*EXERCISE*
For any picture in the lines below, please leave it out and copy the rest exactly.

─── DATA SECTION

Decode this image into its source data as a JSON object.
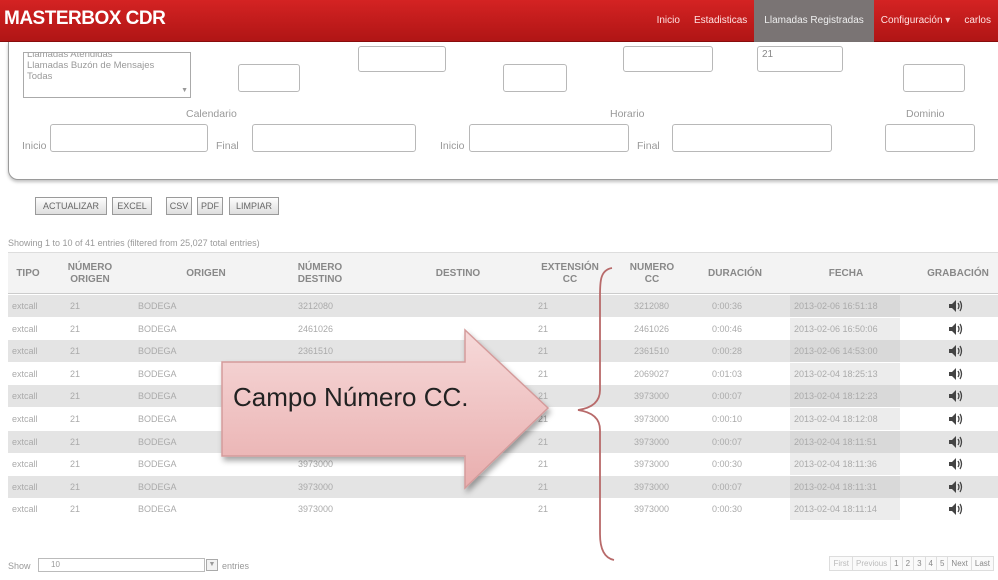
{
  "navbar": {
    "brand": "MASTERBOX CDR",
    "items": [
      "Inicio",
      "Estadisticas",
      "Llamadas Registradas",
      "Configuración ▾",
      "carlos"
    ]
  },
  "filters": {
    "listbox_options": [
      "Llamadas Atendidas",
      "Llamadas Buzón de Mensajes",
      "Todas"
    ],
    "top_field_value": "21",
    "calendario_label": "Calendario",
    "horario_label": "Horario",
    "dominio_label": "Dominio",
    "inicio_label": "Inicio",
    "final_label": "Final"
  },
  "buttons": [
    "ACTUALIZAR",
    "EXCEL",
    "CSV",
    "PDF",
    "LIMPIAR"
  ],
  "showing_text": "Showing 1 to 10 of 41 entries (filtered from 25,027 total entries)",
  "table": {
    "headers": [
      "TIPO",
      "NÚMERO ORIGEN",
      "ORIGEN",
      "NÚMERO DESTINO",
      "DESTINO",
      "EXTENSIÓN CC",
      "NUMERO CC",
      "DURACIÓN",
      "FECHA",
      "GRABACIÓN"
    ],
    "rows": [
      [
        "extcall",
        "21",
        "BODEGA",
        "3212080",
        "",
        "21",
        "3212080",
        "0:00:36",
        "2013-02-06 16:51:18"
      ],
      [
        "extcall",
        "21",
        "BODEGA",
        "2461026",
        "",
        "21",
        "2461026",
        "0:00:46",
        "2013-02-06 16:50:06"
      ],
      [
        "extcall",
        "21",
        "BODEGA",
        "2361510",
        "",
        "21",
        "2361510",
        "0:00:28",
        "2013-02-06 14:53:00"
      ],
      [
        "extcall",
        "21",
        "BODEGA",
        "2069027",
        "",
        "21",
        "2069027",
        "0:01:03",
        "2013-02-04 18:25:13"
      ],
      [
        "extcall",
        "21",
        "BODEGA",
        "3973000",
        "",
        "21",
        "3973000",
        "0:00:07",
        "2013-02-04 18:12:23"
      ],
      [
        "extcall",
        "21",
        "BODEGA",
        "3973000",
        "",
        "21",
        "3973000",
        "0:00:10",
        "2013-02-04 18:12:08"
      ],
      [
        "extcall",
        "21",
        "BODEGA",
        "3973000",
        "",
        "21",
        "3973000",
        "0:00:07",
        "2013-02-04 18:11:51"
      ],
      [
        "extcall",
        "21",
        "BODEGA",
        "3973000",
        "",
        "21",
        "3973000",
        "0:00:30",
        "2013-02-04 18:11:36"
      ],
      [
        "extcall",
        "21",
        "BODEGA",
        "3973000",
        "",
        "21",
        "3973000",
        "0:00:07",
        "2013-02-04 18:11:31"
      ],
      [
        "extcall",
        "21",
        "BODEGA",
        "3973000",
        "",
        "21",
        "3973000",
        "0:00:30",
        "2013-02-04 18:11:14"
      ]
    ],
    "recording_icon": "speaker-icon"
  },
  "footer": {
    "show_label": "Show",
    "show_value": "10",
    "entries_label": "entries",
    "pager": [
      "First",
      "Previous",
      "1",
      "2",
      "3",
      "4",
      "5",
      "Next",
      "Last"
    ]
  },
  "annotation": {
    "text": "Campo Número CC."
  },
  "colors": {
    "navbar": "#c41a1a",
    "active_tab": "#7a7474",
    "row_stripe": "#e4e4e4",
    "callout_fill": "#f3c8c8"
  }
}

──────

*ANSWER FOR THIS EXERCISE*
Decode this image into its source data as a JSON object.
{
  "navbar": {
    "brand": "MASTERBOX CDR",
    "items": [
      "Inicio",
      "Estadisticas",
      "Llamadas Registradas",
      "Configuración ▾",
      "carlos"
    ]
  },
  "filters": {
    "listbox_options": [
      "Llamadas Atendidas",
      "Llamadas Buzón de Mensajes",
      "Todas"
    ],
    "top_field_value": "21",
    "calendario_label": "Calendario",
    "horario_label": "Horario",
    "dominio_label": "Dominio",
    "inicio_label": "Inicio",
    "final_label": "Final"
  },
  "buttons": [
    "ACTUALIZAR",
    "EXCEL",
    "CSV",
    "PDF",
    "LIMPIAR"
  ],
  "showing_text": "Showing 1 to 10 of 41 entries (filtered from 25,027 total entries)",
  "table": {
    "headers": [
      "TIPO",
      "NÚMERO ORIGEN",
      "ORIGEN",
      "NÚMERO DESTINO",
      "DESTINO",
      "EXTENSIÓN CC",
      "NUMERO CC",
      "DURACIÓN",
      "FECHA",
      "GRABACIÓN"
    ],
    "rows": [
      [
        "extcall",
        "21",
        "BODEGA",
        "3212080",
        "",
        "21",
        "3212080",
        "0:00:36",
        "2013-02-06 16:51:18"
      ],
      [
        "extcall",
        "21",
        "BODEGA",
        "2461026",
        "",
        "21",
        "2461026",
        "0:00:46",
        "2013-02-06 16:50:06"
      ],
      [
        "extcall",
        "21",
        "BODEGA",
        "2361510",
        "",
        "21",
        "2361510",
        "0:00:28",
        "2013-02-06 14:53:00"
      ],
      [
        "extcall",
        "21",
        "BODEGA",
        "2069027",
        "",
        "21",
        "2069027",
        "0:01:03",
        "2013-02-04 18:25:13"
      ],
      [
        "extcall",
        "21",
        "BODEGA",
        "3973000",
        "",
        "21",
        "3973000",
        "0:00:07",
        "2013-02-04 18:12:23"
      ],
      [
        "extcall",
        "21",
        "BODEGA",
        "3973000",
        "",
        "21",
        "3973000",
        "0:00:10",
        "2013-02-04 18:12:08"
      ],
      [
        "extcall",
        "21",
        "BODEGA",
        "3973000",
        "",
        "21",
        "3973000",
        "0:00:07",
        "2013-02-04 18:11:51"
      ],
      [
        "extcall",
        "21",
        "BODEGA",
        "3973000",
        "",
        "21",
        "3973000",
        "0:00:30",
        "2013-02-04 18:11:36"
      ],
      [
        "extcall",
        "21",
        "BODEGA",
        "3973000",
        "",
        "21",
        "3973000",
        "0:00:07",
        "2013-02-04 18:11:31"
      ],
      [
        "extcall",
        "21",
        "BODEGA",
        "3973000",
        "",
        "21",
        "3973000",
        "0:00:30",
        "2013-02-04 18:11:14"
      ]
    ],
    "recording_icon": "speaker-icon"
  },
  "footer": {
    "show_label": "Show",
    "show_value": "10",
    "entries_label": "entries",
    "pager": [
      "First",
      "Previous",
      "1",
      "2",
      "3",
      "4",
      "5",
      "Next",
      "Last"
    ]
  },
  "annotation": {
    "text": "Campo Número CC."
  },
  "colors": {
    "navbar": "#c41a1a",
    "active_tab": "#7a7474",
    "row_stripe": "#e4e4e4",
    "callout_fill": "#f3c8c8"
  }
}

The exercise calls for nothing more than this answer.